Outlined below are some facts about our unblended white tea range:

Tea

Origin

Characteristics

Jasmine Pearls

China

Earthy

Floral

Silver Needles

Fujian Province, China

Sweet

Delicate

Fresh

China White

China

Sweet

Mild

Full bodied

Basically, tea comes from the plant, camellia sinensis, within which are 2 subspecies – the small leaved Chinese plant (sinensis) and the large leaved Assam plant (assamica). There are four main types of tea: black, oolong, green and white, each of which is determined by the level to which the leaves are oxidised and processed.


Black Tea

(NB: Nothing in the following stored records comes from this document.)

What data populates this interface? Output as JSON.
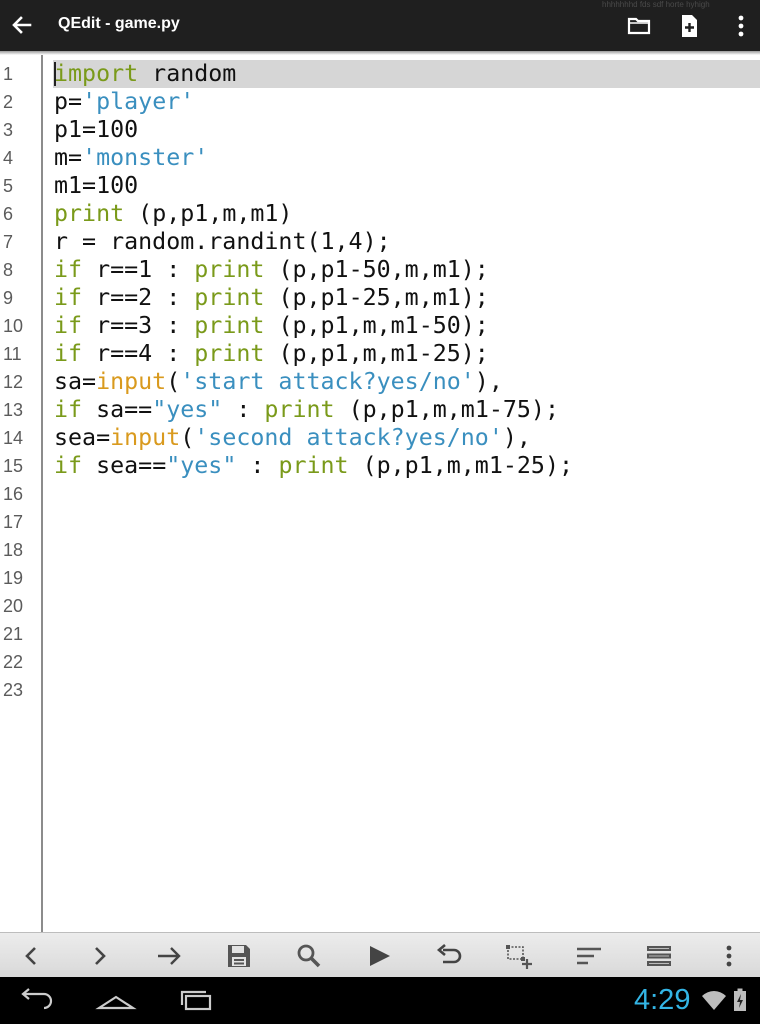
{
  "app": {
    "title": "QEdit - game.py",
    "watermark": "hhhhhhhd fds sdf horte hyhigh"
  },
  "actionbar": {
    "back_icon": "arrow-left-icon",
    "open_icon": "folder-icon",
    "new_icon": "new-file-icon",
    "overflow_icon": "overflow-menu-icon"
  },
  "editor": {
    "line_numbers": [
      "1",
      "2",
      "3",
      "4",
      "5",
      "6",
      "7",
      "8",
      "9",
      "10",
      "11",
      "12",
      "13",
      "14",
      "15",
      "16",
      "17",
      "18",
      "19",
      "20",
      "21",
      "22",
      "23"
    ],
    "highlighted_line": 1,
    "lines": [
      [
        {
          "t": "import",
          "c": "kw"
        },
        {
          "t": " random",
          "c": "pl"
        }
      ],
      [
        {
          "t": "p=",
          "c": "pl"
        },
        {
          "t": "'player'",
          "c": "str"
        }
      ],
      [
        {
          "t": "p1=100",
          "c": "pl"
        }
      ],
      [
        {
          "t": "m=",
          "c": "pl"
        },
        {
          "t": "'monster'",
          "c": "str"
        }
      ],
      [
        {
          "t": "m1=100",
          "c": "pl"
        }
      ],
      [
        {
          "t": "print",
          "c": "kw"
        },
        {
          "t": " (p,p1,m,m1)",
          "c": "pl"
        }
      ],
      [
        {
          "t": "r = random.randint(1,4);",
          "c": "pl"
        }
      ],
      [
        {
          "t": "if",
          "c": "kw"
        },
        {
          "t": " r==1 : ",
          "c": "pl"
        },
        {
          "t": "print",
          "c": "kw"
        },
        {
          "t": " (p,p1-50,m,m1);",
          "c": "pl"
        }
      ],
      [
        {
          "t": "if",
          "c": "kw"
        },
        {
          "t": " r==2 : ",
          "c": "pl"
        },
        {
          "t": "print",
          "c": "kw"
        },
        {
          "t": " (p,p1-25,m,m1);",
          "c": "pl"
        }
      ],
      [
        {
          "t": "if",
          "c": "kw"
        },
        {
          "t": " r==3 : ",
          "c": "pl"
        },
        {
          "t": "print",
          "c": "kw"
        },
        {
          "t": " (p,p1,m,m1-50);",
          "c": "pl"
        }
      ],
      [
        {
          "t": "if",
          "c": "kw"
        },
        {
          "t": " r==4 : ",
          "c": "pl"
        },
        {
          "t": "print",
          "c": "kw"
        },
        {
          "t": " (p,p1,m,m1-25);",
          "c": "pl"
        }
      ],
      [
        {
          "t": "sa=",
          "c": "pl"
        },
        {
          "t": "input",
          "c": "fn"
        },
        {
          "t": "(",
          "c": "pl"
        },
        {
          "t": "'start attack?yes/no'",
          "c": "str"
        },
        {
          "t": "),",
          "c": "pl"
        }
      ],
      [
        {
          "t": "if",
          "c": "kw"
        },
        {
          "t": " sa==",
          "c": "pl"
        },
        {
          "t": "\"yes\"",
          "c": "str"
        },
        {
          "t": " : ",
          "c": "pl"
        },
        {
          "t": "print",
          "c": "kw"
        },
        {
          "t": " (p,p1,m,m1-75);",
          "c": "pl"
        }
      ],
      [
        {
          "t": "sea=",
          "c": "pl"
        },
        {
          "t": "input",
          "c": "fn"
        },
        {
          "t": "(",
          "c": "pl"
        },
        {
          "t": "'second attack?yes/no'",
          "c": "str"
        },
        {
          "t": "),",
          "c": "pl"
        }
      ],
      [
        {
          "t": "if",
          "c": "kw"
        },
        {
          "t": " sea==",
          "c": "pl"
        },
        {
          "t": "\"yes\"",
          "c": "str"
        },
        {
          "t": " : ",
          "c": "pl"
        },
        {
          "t": "print",
          "c": "kw"
        },
        {
          "t": " (p,p1,m,m1-25);",
          "c": "pl"
        }
      ]
    ],
    "colors": {
      "kw": "#7a9a1a",
      "str": "#3a8fbf",
      "fn": "#d99a1e",
      "pl": "#111111",
      "line_highlight": "#d6d6d6"
    }
  },
  "toolbar": {
    "icons": [
      "chevron-left-icon",
      "chevron-right-icon",
      "arrow-right-icon",
      "save-icon",
      "search-icon",
      "run-icon",
      "undo-icon",
      "select-add-icon",
      "align-text-icon",
      "list-icon",
      "overflow-menu-icon"
    ]
  },
  "statusbar": {
    "time": "4:29",
    "time_color": "#33b5e5",
    "nav_icons": [
      "back-nav-icon",
      "home-nav-icon",
      "recents-nav-icon"
    ],
    "status_icons": [
      "wifi-icon",
      "battery-charging-icon"
    ]
  }
}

black tea

Black tea is obtained by exposing the plucked tea leaf to full oxidation. Leaves are laid out for up to 24 hours to draw out moisture content and the withered leaves are then rolled to expose surface area to oxygen and left to completely oxidise, turning the leaves to a deep black colour before a final drying takes place.

 

Generally, unblended black teas are often named after the region in which they are produced - main producers are China, India and Sri Lanka. As you would expect, climatic and geographic factors as well as processing methods greatly affect the characteristics of black tea.

 

Outlined below are some facts about our unblended black tea range:





The caffeine content of a cup of black tea is roughly equivalent to half of that found in a cup of coffee.




oolong tea

Oolong Tea

Oolong tea is obtained by exposing the plucked tea leaf to partial oxidation, resulting in a tea somewhere between that of black and green, although oolong can range dramatically between the two depending on the length of oxidation undertaken. Processing is of a more gentle nature to that of black tea. After the withering process, leaves are lightly shaken causing the leaf edges to bruise and allow partial oxidation and then pan fried to halt this process.

 

The caffeine content of a cup of black tea is roughly equivalent to less than half of that found in a cup of coffee and a cup of green tea is roughly equivalent to one-third.




green tea

Green Tea

This tea type may be grown in the sun or under shade. Once picked, the leaves are immediately steamed or pan-fired to prevent oxidation and then rolled into shapes varying from long, needle-like leaves as is found in sencha teas to the tight balls as in gunpowder teas.

 

Japan and China are the major producers of green tea. Japanese teas are processed using a steam method to prevent oxidation whilst Chinese teas are usually processed by pan firing.

 

Outlined below are some facts about our unblended green tea range:

 



The caffeine content of a cup of green tea is roughly equivalent to one-third of that found in a cup of coffee.



white tea

White Tea

White tea is made from young select leaves and buds or, as in the case of the highly prized Silver Needles, made entirely from young tea buds. White tea can only be picked for a short time each year, making it rare and precious. Like green tea, it is subject to minimal processing to avoid oxidation taking place. The leaves and buds are steamed and then slowly dried.

 

White tea is the least processed of any tea type and contains the highest levels of antioxidants. It also contains the least amount of caffeine.

A cup of white tea is a fraction of that found in a cup of coffee.

Outlined below are some facts about our unblended white tea range: